The Glen Meadow Middle School focused on social and emotional learning during their first two days of school, Sept. 4 and 5, by emphasizing the “Glen Meadow Way: Respect yourself and Others; Take Responsibility for your Actions; and Reach your 100 percent.”
The students had an abbreviated schedule, leaving at 12:30 p.m., with professional development in the afternoon for teachers and staff. Students then began their academic schedules on Friday, Sept. 6.
Principal Rosemary Gebhardt said, instead of following their usual schedules, students completed different classes taught by all the teachers: digital citizenship, communication and respect, study skills and organization, unity, safety, team building, adventure based games, problem solving, class meetings, and the IT talk. Gebhardt added, she had a lot of people helping her this summer.
Additionally, she said, the Center for Prevention and Counseling clinicians taught all day on Wednesday.
For the two days, she continued, the homeroom stayed together, and students met all the teachers in the building. Thus, she said, the students forged relationships with other people and would feel comfortable asking for help when needed. Furthermore, she said, the students know their secretaries, who can help them, too – the Directors of First Impressions.
Gebhardt said the school wanted the students to play, have fun, and connect with their classmates. In addition to the Glen Meadow Way, she said, the school requested each student be the best version of themselves, and said, “We’re going to help you.”
She also leveled her conversations during each class meeting, Gebhardt said, according to grade and expectations. During her eighth-grade class meeting, she told the students, “They are the upperclassmen. They are in training.
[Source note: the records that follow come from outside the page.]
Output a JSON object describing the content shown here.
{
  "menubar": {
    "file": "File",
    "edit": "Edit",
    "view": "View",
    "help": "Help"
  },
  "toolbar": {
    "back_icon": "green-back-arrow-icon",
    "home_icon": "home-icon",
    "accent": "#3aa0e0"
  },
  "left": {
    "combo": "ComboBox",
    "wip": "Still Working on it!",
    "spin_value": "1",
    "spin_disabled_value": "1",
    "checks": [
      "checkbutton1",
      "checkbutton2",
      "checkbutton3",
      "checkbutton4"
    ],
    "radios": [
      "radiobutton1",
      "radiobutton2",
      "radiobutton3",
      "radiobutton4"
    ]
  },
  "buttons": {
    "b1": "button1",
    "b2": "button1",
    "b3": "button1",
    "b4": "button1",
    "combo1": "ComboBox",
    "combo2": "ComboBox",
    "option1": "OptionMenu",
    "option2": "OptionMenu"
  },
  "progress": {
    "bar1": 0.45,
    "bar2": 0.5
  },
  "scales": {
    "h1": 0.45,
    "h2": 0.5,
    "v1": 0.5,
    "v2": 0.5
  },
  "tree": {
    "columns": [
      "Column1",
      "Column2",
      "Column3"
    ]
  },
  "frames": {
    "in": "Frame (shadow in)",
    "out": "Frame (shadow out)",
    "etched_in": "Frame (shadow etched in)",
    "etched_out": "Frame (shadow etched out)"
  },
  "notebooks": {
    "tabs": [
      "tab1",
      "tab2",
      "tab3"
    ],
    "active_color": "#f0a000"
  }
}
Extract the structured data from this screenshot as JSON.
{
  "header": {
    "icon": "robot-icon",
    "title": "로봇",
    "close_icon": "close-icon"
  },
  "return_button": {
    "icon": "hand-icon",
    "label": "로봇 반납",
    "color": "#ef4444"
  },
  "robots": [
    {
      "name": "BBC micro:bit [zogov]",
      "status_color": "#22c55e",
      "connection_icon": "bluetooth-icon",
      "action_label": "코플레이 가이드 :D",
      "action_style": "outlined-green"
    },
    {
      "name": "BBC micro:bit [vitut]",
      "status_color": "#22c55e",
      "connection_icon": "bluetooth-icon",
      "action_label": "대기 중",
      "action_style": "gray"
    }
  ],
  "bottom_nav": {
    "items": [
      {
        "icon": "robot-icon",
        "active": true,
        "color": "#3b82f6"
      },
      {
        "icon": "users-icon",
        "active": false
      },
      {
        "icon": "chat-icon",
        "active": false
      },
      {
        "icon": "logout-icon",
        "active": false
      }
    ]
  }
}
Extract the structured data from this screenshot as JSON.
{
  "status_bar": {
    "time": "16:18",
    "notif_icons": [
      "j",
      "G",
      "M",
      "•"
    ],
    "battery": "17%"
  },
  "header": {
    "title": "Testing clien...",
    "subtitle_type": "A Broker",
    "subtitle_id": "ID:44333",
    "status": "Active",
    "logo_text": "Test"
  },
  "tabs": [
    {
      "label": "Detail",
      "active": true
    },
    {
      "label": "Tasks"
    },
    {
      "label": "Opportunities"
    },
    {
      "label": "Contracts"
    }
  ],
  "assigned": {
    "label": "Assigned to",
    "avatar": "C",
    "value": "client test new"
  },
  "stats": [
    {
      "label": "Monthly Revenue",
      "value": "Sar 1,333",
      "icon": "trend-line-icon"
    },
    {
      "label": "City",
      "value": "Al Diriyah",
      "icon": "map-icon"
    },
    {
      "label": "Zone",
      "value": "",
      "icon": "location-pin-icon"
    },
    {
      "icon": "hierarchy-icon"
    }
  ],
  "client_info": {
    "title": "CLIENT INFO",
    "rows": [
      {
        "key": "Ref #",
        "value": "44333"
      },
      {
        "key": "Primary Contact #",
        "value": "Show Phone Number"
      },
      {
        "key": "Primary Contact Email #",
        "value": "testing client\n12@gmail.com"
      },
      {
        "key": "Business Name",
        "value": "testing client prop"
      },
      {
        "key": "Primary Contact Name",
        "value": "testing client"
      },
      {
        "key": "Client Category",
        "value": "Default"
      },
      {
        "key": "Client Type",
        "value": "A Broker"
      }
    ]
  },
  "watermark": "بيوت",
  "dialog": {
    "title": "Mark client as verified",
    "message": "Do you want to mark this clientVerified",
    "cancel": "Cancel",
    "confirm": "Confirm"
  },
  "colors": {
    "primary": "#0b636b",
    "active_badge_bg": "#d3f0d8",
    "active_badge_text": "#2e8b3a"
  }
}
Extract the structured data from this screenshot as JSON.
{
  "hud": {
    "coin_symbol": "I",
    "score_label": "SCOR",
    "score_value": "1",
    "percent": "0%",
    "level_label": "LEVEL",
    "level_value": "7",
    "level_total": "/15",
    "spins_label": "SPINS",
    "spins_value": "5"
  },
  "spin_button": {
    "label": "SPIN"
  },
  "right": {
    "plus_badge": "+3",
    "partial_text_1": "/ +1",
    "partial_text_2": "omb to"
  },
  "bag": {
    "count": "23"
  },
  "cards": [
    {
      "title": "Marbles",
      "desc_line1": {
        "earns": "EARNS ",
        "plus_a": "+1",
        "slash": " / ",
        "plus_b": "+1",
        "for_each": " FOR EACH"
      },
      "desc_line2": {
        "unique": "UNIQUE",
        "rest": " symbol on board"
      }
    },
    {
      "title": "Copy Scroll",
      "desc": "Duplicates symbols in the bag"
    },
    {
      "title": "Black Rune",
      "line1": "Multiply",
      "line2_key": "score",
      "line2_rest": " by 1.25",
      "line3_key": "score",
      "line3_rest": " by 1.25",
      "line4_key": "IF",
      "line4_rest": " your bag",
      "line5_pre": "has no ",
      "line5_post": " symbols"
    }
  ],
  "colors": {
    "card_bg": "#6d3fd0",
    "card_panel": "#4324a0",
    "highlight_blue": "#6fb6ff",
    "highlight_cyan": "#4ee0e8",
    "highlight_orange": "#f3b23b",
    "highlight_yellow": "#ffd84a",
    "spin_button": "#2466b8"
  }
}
It’s almost time for high school. They are picking high school classes in two months, so let’s get going. This is just a drill for high school. This is it, and we are going to do it together.”
As Gebhardt walked throughout the halls, students came to give her hugs. She commented that she had had all the students at Walnut Ridge.
She also commented about bulletin boards which students had completed during the summer, including “The power of yet. I can’t yet, but I will.”
Gebhardt added new signage to the building, including the name of the school, because she wanted to soften it. She said local artist Art Frisbie has painted in Walnut Ridge, Cedar Mountain, and now Glen Meadow, as she has transferred to different schools throughout the district.
"They want students to be happy, safe, and learning,” she said.
Art Teacher Sarah Ulrich taught students about unity. Part of her lesson included having each student color a unity pinwheel. The 700 pinwheels will then be placed in the main hall showcase.
Also, at one point in the two-day schedule, each graduating class lined up to form the number 24, 25, or 26 on the lawn, representing their class of 2024, 2025, or 2026. After students formed the shape of their graduating year, a drone took their picture.
In the hallway, the “Count Me In!” attendance prizes wait in a nearby showcase to be awarded to students.
“Please just come to school,” Gebhardt said.
Gebhardt said Superintendent Karen D’Avino endorsed the program, gave some ideas, and “they ran with it.”